-- The task --
Search the records for lines that contain the word "夕阳染红的街道". Copy them all.

[Records from a dataset]
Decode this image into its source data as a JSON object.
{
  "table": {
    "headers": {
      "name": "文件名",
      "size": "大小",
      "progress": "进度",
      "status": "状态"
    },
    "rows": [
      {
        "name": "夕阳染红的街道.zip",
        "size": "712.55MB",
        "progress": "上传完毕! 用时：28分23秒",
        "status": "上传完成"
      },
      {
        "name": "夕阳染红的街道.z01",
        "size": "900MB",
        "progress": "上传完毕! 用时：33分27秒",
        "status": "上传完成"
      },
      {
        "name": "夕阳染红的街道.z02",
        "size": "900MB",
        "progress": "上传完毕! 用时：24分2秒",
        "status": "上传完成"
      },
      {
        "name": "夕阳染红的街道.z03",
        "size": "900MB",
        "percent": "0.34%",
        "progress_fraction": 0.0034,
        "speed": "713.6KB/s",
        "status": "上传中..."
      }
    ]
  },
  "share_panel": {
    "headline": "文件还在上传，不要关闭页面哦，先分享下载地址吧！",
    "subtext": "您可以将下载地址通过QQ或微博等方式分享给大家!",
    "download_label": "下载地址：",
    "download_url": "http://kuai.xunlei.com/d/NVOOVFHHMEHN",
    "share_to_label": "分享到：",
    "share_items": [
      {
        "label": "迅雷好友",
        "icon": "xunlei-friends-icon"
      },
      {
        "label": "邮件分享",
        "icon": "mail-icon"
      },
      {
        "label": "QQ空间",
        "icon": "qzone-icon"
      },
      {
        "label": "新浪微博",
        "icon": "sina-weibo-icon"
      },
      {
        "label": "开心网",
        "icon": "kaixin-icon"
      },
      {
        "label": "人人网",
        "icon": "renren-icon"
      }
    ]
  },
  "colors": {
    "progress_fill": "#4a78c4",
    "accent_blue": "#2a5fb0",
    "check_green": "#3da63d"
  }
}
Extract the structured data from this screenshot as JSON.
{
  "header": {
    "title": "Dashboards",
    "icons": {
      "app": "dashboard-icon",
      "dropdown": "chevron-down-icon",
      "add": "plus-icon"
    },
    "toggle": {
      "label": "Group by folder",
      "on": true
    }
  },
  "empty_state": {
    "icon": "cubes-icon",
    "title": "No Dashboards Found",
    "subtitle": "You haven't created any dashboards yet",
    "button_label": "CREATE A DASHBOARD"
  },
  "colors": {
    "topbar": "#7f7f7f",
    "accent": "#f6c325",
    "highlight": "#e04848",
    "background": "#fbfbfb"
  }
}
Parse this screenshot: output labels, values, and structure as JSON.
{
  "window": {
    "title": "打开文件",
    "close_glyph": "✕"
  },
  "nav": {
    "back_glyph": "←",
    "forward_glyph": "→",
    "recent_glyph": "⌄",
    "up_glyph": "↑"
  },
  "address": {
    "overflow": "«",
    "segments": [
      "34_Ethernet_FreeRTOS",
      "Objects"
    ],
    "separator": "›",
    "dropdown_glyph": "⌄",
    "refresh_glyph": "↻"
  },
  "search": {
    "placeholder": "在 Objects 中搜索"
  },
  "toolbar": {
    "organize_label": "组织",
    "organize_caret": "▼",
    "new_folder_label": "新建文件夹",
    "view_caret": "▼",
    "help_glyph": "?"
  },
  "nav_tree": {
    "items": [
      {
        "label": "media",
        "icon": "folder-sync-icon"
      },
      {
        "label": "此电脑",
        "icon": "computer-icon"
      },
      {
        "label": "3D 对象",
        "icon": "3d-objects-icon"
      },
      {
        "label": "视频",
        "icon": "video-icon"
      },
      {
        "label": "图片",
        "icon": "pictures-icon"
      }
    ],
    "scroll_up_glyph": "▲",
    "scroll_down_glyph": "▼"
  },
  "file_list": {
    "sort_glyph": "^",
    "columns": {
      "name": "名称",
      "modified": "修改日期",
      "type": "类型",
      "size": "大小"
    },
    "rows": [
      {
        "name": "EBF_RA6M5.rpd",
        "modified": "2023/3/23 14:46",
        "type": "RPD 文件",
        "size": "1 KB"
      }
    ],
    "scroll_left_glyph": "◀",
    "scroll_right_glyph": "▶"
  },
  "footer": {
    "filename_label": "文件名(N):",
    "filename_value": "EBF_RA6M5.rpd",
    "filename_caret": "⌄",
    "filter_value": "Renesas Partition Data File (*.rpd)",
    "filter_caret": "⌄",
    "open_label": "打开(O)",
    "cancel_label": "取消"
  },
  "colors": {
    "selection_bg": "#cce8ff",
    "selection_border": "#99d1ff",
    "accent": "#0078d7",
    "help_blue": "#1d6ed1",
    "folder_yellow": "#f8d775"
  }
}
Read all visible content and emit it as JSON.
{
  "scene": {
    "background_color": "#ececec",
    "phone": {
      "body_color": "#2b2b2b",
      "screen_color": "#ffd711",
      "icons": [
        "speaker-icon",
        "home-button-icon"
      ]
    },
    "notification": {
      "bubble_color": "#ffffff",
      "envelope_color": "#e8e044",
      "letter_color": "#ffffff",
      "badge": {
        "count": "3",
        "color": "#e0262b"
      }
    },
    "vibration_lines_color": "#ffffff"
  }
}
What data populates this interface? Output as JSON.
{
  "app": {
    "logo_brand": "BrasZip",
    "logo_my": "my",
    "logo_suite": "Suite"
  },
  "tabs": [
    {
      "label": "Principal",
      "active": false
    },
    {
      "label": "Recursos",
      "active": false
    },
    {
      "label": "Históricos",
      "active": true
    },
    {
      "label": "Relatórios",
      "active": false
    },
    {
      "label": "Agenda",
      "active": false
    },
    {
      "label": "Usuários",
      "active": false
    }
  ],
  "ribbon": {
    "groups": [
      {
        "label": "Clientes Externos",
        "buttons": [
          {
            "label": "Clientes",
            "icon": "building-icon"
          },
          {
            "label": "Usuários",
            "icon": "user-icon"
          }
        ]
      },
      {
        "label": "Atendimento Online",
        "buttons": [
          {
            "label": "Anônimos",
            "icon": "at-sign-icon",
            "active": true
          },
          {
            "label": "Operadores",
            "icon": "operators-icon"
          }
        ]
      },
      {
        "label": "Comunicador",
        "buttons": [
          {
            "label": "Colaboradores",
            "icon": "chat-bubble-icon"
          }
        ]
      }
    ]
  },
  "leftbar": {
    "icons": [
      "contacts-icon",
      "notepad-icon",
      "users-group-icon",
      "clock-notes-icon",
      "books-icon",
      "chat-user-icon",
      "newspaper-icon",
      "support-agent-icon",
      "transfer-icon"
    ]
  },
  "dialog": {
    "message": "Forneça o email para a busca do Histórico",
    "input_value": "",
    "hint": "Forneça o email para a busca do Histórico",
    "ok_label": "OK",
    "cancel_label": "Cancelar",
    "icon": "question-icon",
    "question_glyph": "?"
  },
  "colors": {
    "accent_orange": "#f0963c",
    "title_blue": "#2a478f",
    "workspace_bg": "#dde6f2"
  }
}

-- Your solution --
        "name": "夕阳染红的街道.zip",
        "name": "夕阳染红的街道.z01",
        "name": "夕阳染红的街道.z02",
        "name": "夕阳染红的街道.z03",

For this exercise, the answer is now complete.